■ Work required
Records follow. Select each line holding "major".

Given information START

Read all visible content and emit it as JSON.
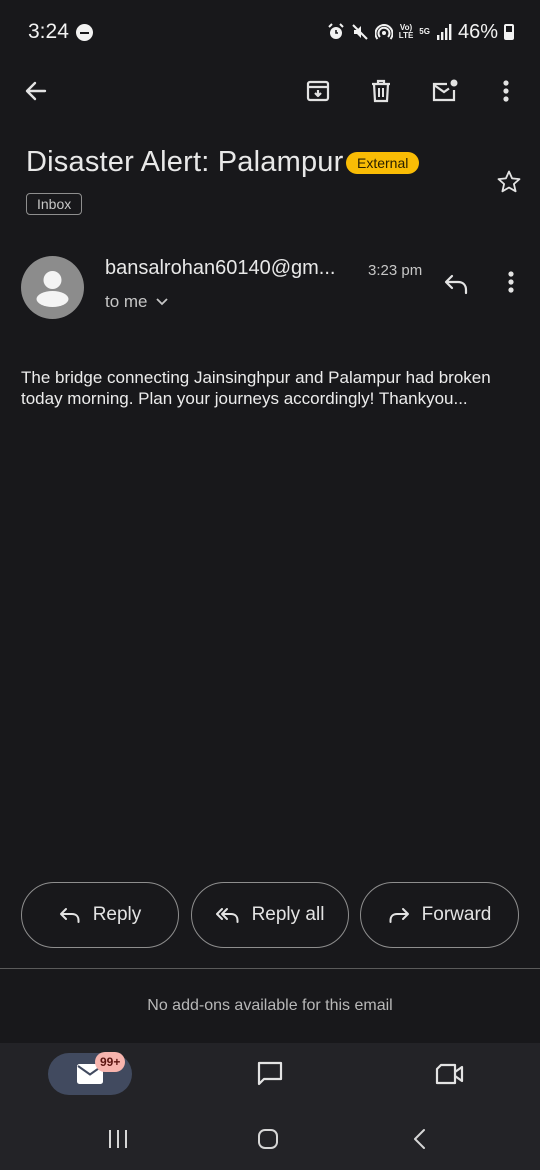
{
  "status_bar": {
    "time": "3:24",
    "battery": "46%",
    "icons": [
      "dnd-icon",
      "alarm-icon",
      "mute-icon",
      "hotspot-icon",
      "volte-icon",
      "5g-icon",
      "signal-icon",
      "battery-icon"
    ],
    "volte_label": "Vo)) LTE",
    "network_label": "5G"
  },
  "toolbar": {
    "icons": [
      "back-arrow-icon",
      "archive-icon",
      "delete-icon",
      "mark-unread-icon",
      "more-vert-icon"
    ]
  },
  "email": {
    "subject": "Disaster Alert: Palampur",
    "external_label": "External",
    "folder_label": "Inbox",
    "sender": "bansalrohan60140@gm...",
    "time": "3:23 pm",
    "recipient": "to me",
    "body": "The bridge connecting Jainsinghpur and Palampur had broken today morning. Plan your journeys accordingly! Thankyou..."
  },
  "actions": {
    "reply": "Reply",
    "reply_all": "Reply all",
    "forward": "Forward"
  },
  "addons_text": "No add-ons available for this email",
  "bottom_nav": {
    "mail_badge": "99+",
    "items": [
      "mail-icon",
      "chat-icon",
      "meet-icon"
    ]
  },
  "system_nav": {
    "items": [
      "recents-icon",
      "home-icon",
      "back-icon"
    ]
  },
  "colors": {
    "background": "#18181b",
    "external_badge": "#f9bc05",
    "mail_nav_pill": "#414a5f",
    "badge": "#f7b4ae"
  }
}
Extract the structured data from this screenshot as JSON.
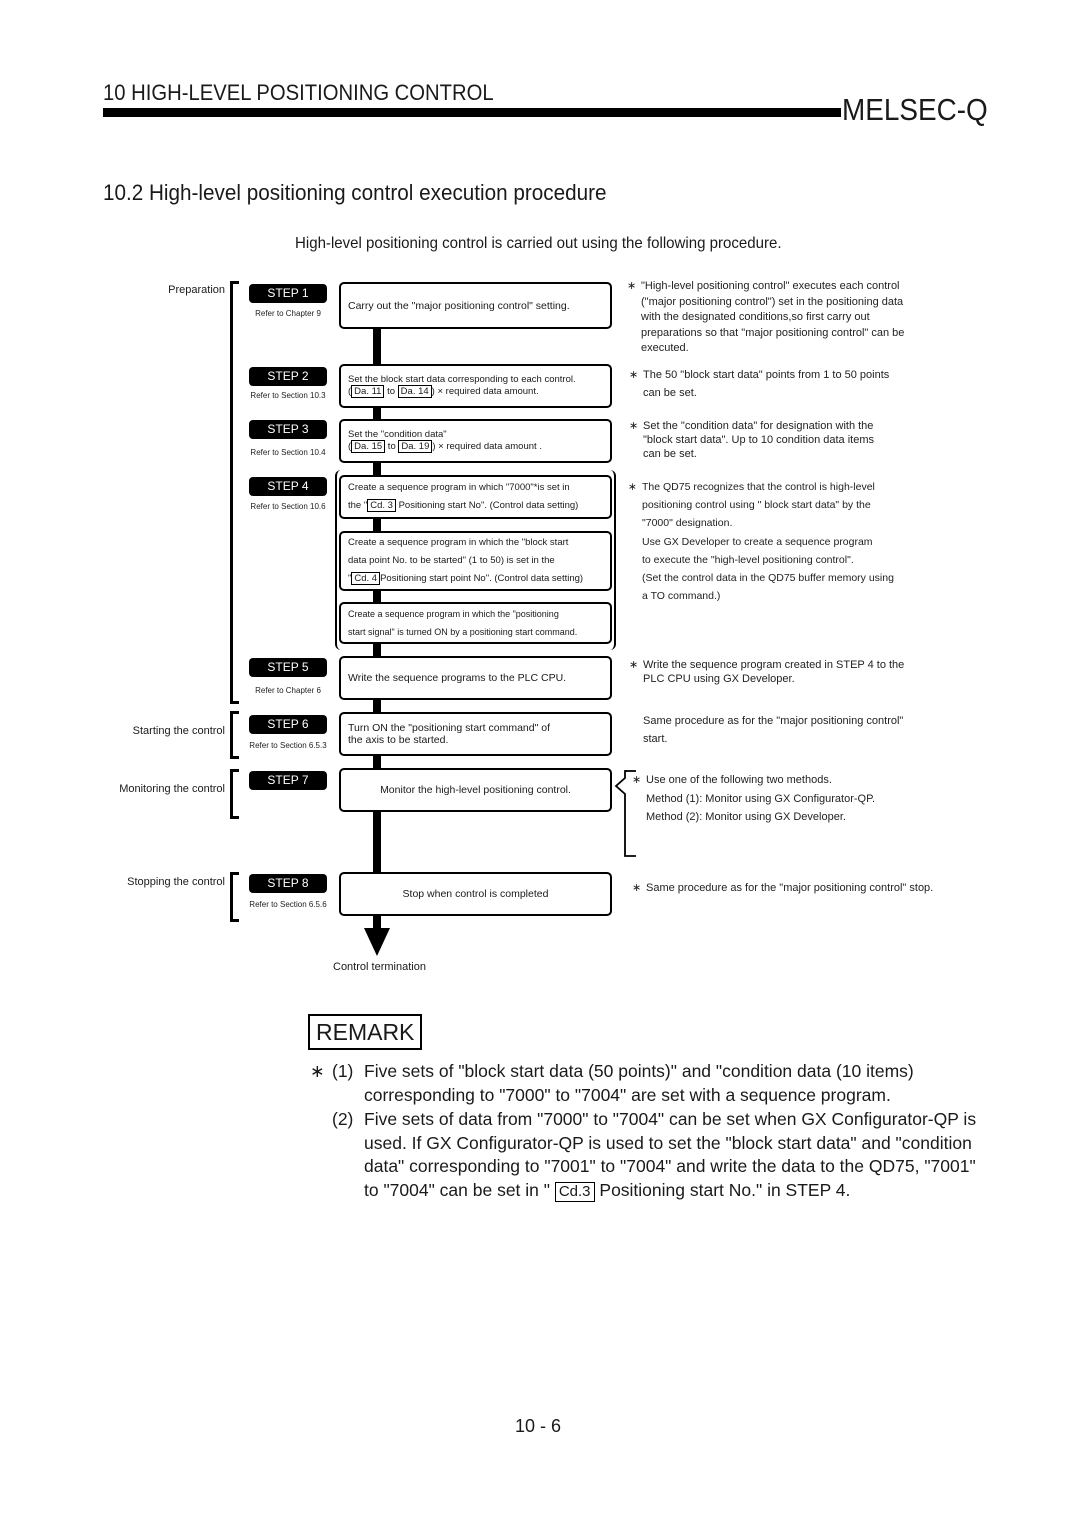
{
  "header": {
    "chapter_title": "10  HIGH-LEVEL POSITIONING CONTROL",
    "brand": "MELSEC-Q"
  },
  "section": {
    "title": "10.2 High-level positioning control execution procedure",
    "intro": "High-level positioning control is carried out using the following procedure."
  },
  "phases": {
    "preparation": "Preparation",
    "starting": "Starting the control",
    "monitoring": "Monitoring the control",
    "stopping": "Stopping the control"
  },
  "steps": [
    {
      "label": "STEP 1",
      "ref": "Refer to Chapter 9"
    },
    {
      "label": "STEP 2",
      "ref": "Refer to Section 10.3"
    },
    {
      "label": "STEP 3",
      "ref": "Refer to Section 10.4"
    },
    {
      "label": "STEP 4",
      "ref": "Refer to Section 10.6"
    },
    {
      "label": "STEP 5",
      "ref": "Refer to Chapter 6"
    },
    {
      "label": "STEP 6",
      "ref": "Refer to Section 6.5.3"
    },
    {
      "label": "STEP 7",
      "ref": ""
    },
    {
      "label": "STEP 8",
      "ref": "Refer to Section 6.5.6"
    }
  ],
  "boxes": {
    "step1": "Carry out the \"major positioning control\" setting.",
    "step2_line1": "Set the block start data corresponding to each control.",
    "step2_open": "(",
    "step2_tag_a": "Da. 11",
    "step2_to": " to ",
    "step2_tag_b": "Da. 14",
    "step2_tail": ") × required data amount.",
    "step3_line1": "Set the \"condition data\"",
    "step3_open": "(",
    "step3_tag_a": "Da. 15",
    "step3_to": " to ",
    "step3_tag_b": "Da. 19",
    "step3_tail": ") × required data amount .",
    "step4a_line1": "Create a sequence program in which \"7000\"*is set in",
    "step4a_pre": "the \"",
    "step4a_tag": "Cd. 3",
    "step4a_tail": " Positioning start No\". (Control data setting)",
    "step4b_line1": "Create a sequence program in which the \"block start",
    "step4b_line2": "data point No. to be started\" (1 to 50) is set in the",
    "step4b_pre": "\"",
    "step4b_tag": "Cd. 4",
    "step4b_tail": "Positioning start point No\". (Control data setting)",
    "step4c_line1": "Create a sequence program in which the \"positioning",
    "step4c_line2": "start signal\" is turned ON by a positioning start command.",
    "step5": "Write the sequence programs to the PLC CPU.",
    "step6_line1": "Turn ON the \"positioning start command\" of",
    "step6_line2": "the axis to be started.",
    "step7": "Monitor the high-level positioning control.",
    "step8": "Stop when control is completed",
    "termination": "Control termination"
  },
  "notes": {
    "asterisk": "∗",
    "n1": [
      "\"High-level positioning control\" executes each control",
      "(\"major positioning control\") set in the positioning data",
      "with the designated conditions,so first carry out",
      "preparations so that \"major positioning control\" can be",
      "executed."
    ],
    "n2": [
      "The 50 \"block start  data\" points from 1 to 50 points",
      "can be set."
    ],
    "n3": [
      "Set the \"condition data\" for designation with the",
      "\"block start  data\". Up to 10 condition data items",
      "can be set."
    ],
    "n4": [
      "The QD75 recognizes that the control is high-level",
      "positioning control using \" block start data\" by the",
      "\"7000\" designation.",
      "Use GX Developer to create a sequence program",
      "to execute the \"high-level positioning control\".",
      "(Set the control data in the QD75 buffer memory using",
      " a TO command.)"
    ],
    "n5": [
      "Write the sequence program created in STEP 4 to the",
      "PLC CPU using GX Developer."
    ],
    "n6": [
      "Same procedure as for the \"major positioning control\"",
      "start."
    ],
    "n7": [
      "Use one of the following two methods.",
      "Method (1): Monitor using GX Configurator-QP.",
      "Method (2): Monitor using GX Developer."
    ],
    "n8": [
      "Same procedure as for the \"major positioning control\" stop."
    ]
  },
  "remark": {
    "label": "REMARK",
    "star": "∗",
    "items": [
      {
        "num": "(1)",
        "text": "Five sets of \"block start data (50 points)\" and \"condition data (10 items) corresponding to \"7000\" to \"7004\" are set with a sequence program."
      },
      {
        "num": "(2)",
        "text_before": "Five sets of data from \"7000\" to \"7004\" can be set when GX Configurator-QP is used. If GX Configurator-QP is used to set the \"block start data\" and \"condition data\" corresponding to \"7001\" to \"7004\" and write the data to the QD75, \"7001\" to \"7004\" can be set in \" ",
        "tag": "Cd.3",
        "text_after": "  Positioning start No.\" in STEP 4."
      }
    ]
  },
  "footer": {
    "page_number": "10 - 6"
  }
}
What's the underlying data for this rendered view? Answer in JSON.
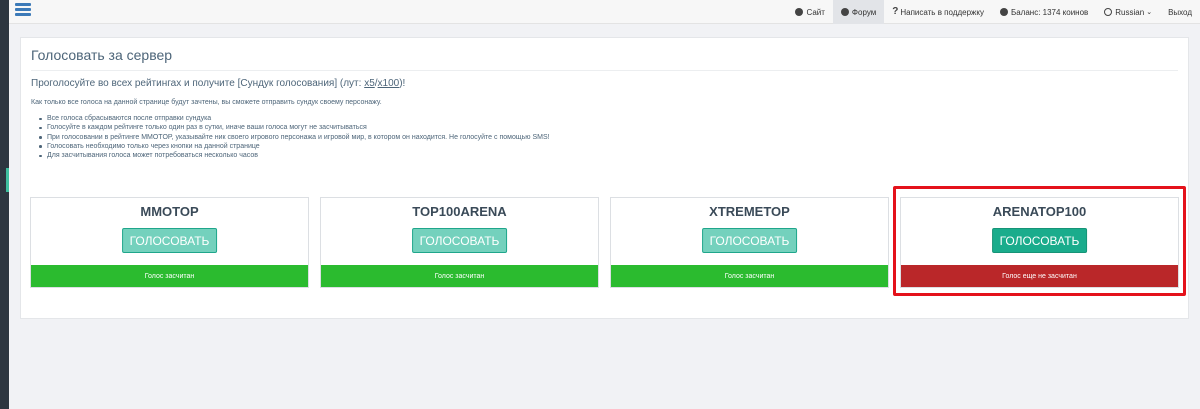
{
  "topbar": {
    "nav": [
      {
        "label": "Сайт",
        "icon": "circle-arrow-icon",
        "active": false
      },
      {
        "label": "Форум",
        "icon": "circle-arrow-icon",
        "active": true
      },
      {
        "label": "Написать в поддержку",
        "icon": "question-icon",
        "active": false
      },
      {
        "label": "Баланс: 1374 коинов",
        "icon": "coins-icon",
        "active": false
      },
      {
        "label": "Russian",
        "icon": "globe-icon",
        "active": false
      },
      {
        "label": "Выход",
        "icon": "",
        "active": false
      }
    ]
  },
  "panel": {
    "title": "Голосовать за сервер",
    "lead_before": "Проголосуйте во всех рейтингах и получите [Сундук голосования] (лут: ",
    "lead_link1": "x5",
    "lead_slash": "/",
    "lead_link2": "x100",
    "lead_after": ")!",
    "sub": "Как только все голоса на данной странице будут зачтены, вы сможете отправить сундук своему персонажу.",
    "rules": [
      "Все голоса сбрасываются после отправки сундука",
      "Голосуйте в каждом рейтинге только один раз в сутки, иначе ваши голоса могут не засчитываться",
      "При голосовании в рейтинге MMOTOP, указывайте ник своего игрового персонажа и игровой мир, в котором он находится. Не голосуйте с помощью SMS!",
      "Голосовать необходимо только через кнопки на данной странице",
      "Для засчитывания голоса может потребоваться несколько часов"
    ]
  },
  "vote_sites": [
    {
      "name": "MMOTOP",
      "button": "ГОЛОСОВАТЬ",
      "status": "Голос засчитан"
    },
    {
      "name": "TOP100ARENA",
      "button": "ГОЛОСОВАТЬ",
      "status": "Голос засчитан"
    },
    {
      "name": "XTREMETOP",
      "button": "ГОЛОСОВАТЬ",
      "status": "Голос засчитан"
    },
    {
      "name": "ARENATOP100",
      "button": "ГОЛОСОВАТЬ",
      "status": "Голос еще не засчитан"
    }
  ],
  "colors": {
    "accent": "#1aac8c",
    "status_ok": "#2bbb2f",
    "status_pending": "#ba2729",
    "highlight": "#e4121b"
  }
}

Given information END

■ Your solution
    "step1": "Carry out the \"major positioning control\" setting.",
      "(\"major positioning control\") set in the positioning data",
      "preparations so that \"major positioning control\" can be",
      "Same procedure as for the \"major positioning control\"",
      "Same procedure as for the \"major positioning control\" stop."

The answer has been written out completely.